(Web page and app entries)

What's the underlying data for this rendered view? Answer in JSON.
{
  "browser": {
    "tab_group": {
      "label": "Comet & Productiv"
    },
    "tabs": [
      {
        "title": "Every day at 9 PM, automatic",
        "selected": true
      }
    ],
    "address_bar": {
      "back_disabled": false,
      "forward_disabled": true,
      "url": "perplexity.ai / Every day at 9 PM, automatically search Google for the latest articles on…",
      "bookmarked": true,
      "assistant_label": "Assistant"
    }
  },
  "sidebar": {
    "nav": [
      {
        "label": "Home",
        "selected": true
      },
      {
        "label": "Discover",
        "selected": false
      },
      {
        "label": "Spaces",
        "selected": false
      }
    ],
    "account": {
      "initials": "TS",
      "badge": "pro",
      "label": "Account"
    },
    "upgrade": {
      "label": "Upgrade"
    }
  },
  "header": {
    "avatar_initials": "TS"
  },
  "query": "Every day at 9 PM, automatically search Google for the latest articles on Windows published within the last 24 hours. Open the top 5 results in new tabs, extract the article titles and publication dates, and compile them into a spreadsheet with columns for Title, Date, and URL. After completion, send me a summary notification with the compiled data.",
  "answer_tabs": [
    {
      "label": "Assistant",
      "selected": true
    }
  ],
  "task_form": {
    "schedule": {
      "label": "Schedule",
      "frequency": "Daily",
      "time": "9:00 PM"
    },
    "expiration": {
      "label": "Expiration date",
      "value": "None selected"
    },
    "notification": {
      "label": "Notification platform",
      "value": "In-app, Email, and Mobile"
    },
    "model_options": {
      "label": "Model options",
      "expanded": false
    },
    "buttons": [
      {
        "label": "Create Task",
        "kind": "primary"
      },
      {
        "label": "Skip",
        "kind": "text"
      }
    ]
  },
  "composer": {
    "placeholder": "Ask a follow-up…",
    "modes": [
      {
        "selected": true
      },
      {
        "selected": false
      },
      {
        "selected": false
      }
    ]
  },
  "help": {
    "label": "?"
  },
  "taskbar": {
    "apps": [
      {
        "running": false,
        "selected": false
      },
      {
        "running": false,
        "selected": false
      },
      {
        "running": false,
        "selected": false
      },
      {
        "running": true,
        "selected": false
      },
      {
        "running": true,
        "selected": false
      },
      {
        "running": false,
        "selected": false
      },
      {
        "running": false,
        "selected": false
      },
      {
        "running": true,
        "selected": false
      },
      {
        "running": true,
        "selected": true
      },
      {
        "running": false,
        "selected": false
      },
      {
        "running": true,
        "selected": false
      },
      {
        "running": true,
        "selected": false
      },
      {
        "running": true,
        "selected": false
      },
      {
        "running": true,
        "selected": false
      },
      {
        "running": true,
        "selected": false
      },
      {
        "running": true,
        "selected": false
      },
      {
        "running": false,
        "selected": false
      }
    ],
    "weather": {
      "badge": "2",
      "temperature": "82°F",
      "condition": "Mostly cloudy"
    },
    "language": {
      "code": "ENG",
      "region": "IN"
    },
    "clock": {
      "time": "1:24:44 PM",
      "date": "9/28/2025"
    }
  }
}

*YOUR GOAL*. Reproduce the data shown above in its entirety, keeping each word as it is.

*TASK RESPONSE*.
What's the underlying data for this rendered view? Answer in JSON.
{
  "browser": {
    "tab_group": {
      "label": "Comet & Productiv"
    },
    "tabs": [
      {
        "title": "Every day at 9 PM, automatic",
        "selected": true
      }
    ],
    "address_bar": {
      "back_disabled": false,
      "forward_disabled": true,
      "url": "perplexity.ai / Every day at 9 PM, automatically search Google for the latest articles on…",
      "bookmarked": true,
      "assistant_label": "Assistant"
    }
  },
  "sidebar": {
    "nav": [
      {
        "label": "Home",
        "selected": true
      },
      {
        "label": "Discover",
        "selected": false
      },
      {
        "label": "Spaces",
        "selected": false
      }
    ],
    "account": {
      "initials": "TS",
      "badge": "pro",
      "label": "Account"
    },
    "upgrade": {
      "label": "Upgrade"
    }
  },
  "header": {
    "avatar_initials": "TS"
  },
  "query": "Every day at 9 PM, automatically search Google for the latest articles on Windows published within the last 24 hours. Open the top 5 results in new tabs, extract the article titles and publication dates, and compile them into a spreadsheet with columns for Title, Date, and URL. After completion, send me a summary notification with the compiled data.",
  "answer_tabs": [
    {
      "label": "Assistant",
      "selected": true
    }
  ],
  "task_form": {
    "schedule": {
      "label": "Schedule",
      "frequency": "Daily",
      "time": "9:00 PM"
    },
    "expiration": {
      "label": "Expiration date",
      "value": "None selected"
    },
    "notification": {
      "label": "Notification platform",
      "value": "In-app, Email, and Mobile"
    },
    "model_options": {
      "label": "Model options",
      "expanded": false
    },
    "buttons": [
      {
        "label": "Create Task",
        "kind": "primary"
      },
      {
        "label": "Skip",
        "kind": "text"
      }
    ]
  },
  "composer": {
    "placeholder": "Ask a follow-up…",
    "modes": [
      {
        "selected": true
      },
      {
        "selected": false
      },
      {
        "selected": false
      }
    ]
  },
  "help": {
    "label": "?"
  },
  "taskbar": {
    "apps": [
      {
        "running": false,
        "selected": false
      },
      {
        "running": false,
        "selected": false
      },
      {
        "running": false,
        "selected": false
      },
      {
        "running": true,
        "selected": false
      },
      {
        "running": true,
        "selected": false
      },
      {
        "running": false,
        "selected": false
      },
      {
        "running": false,
        "selected": false
      },
      {
        "running": true,
        "selected": false
      },
      {
        "running": true,
        "selected": true
      },
      {
        "running": false,
        "selected": false
      },
      {
        "running": true,
        "selected": false
      },
      {
        "running": true,
        "selected": false
      },
      {
        "running": true,
        "selected": false
      },
      {
        "running": true,
        "selected": false
      },
      {
        "running": true,
        "selected": false
      },
      {
        "running": true,
        "selected": false
      },
      {
        "running": false,
        "selected": false
      }
    ],
    "weather": {
      "badge": "2",
      "temperature": "82°F",
      "condition": "Mostly cloudy"
    },
    "language": {
      "code": "ENG",
      "region": "IN"
    },
    "clock": {
      "time": "1:24:44 PM",
      "date": "9/28/2025"
    }
  }
}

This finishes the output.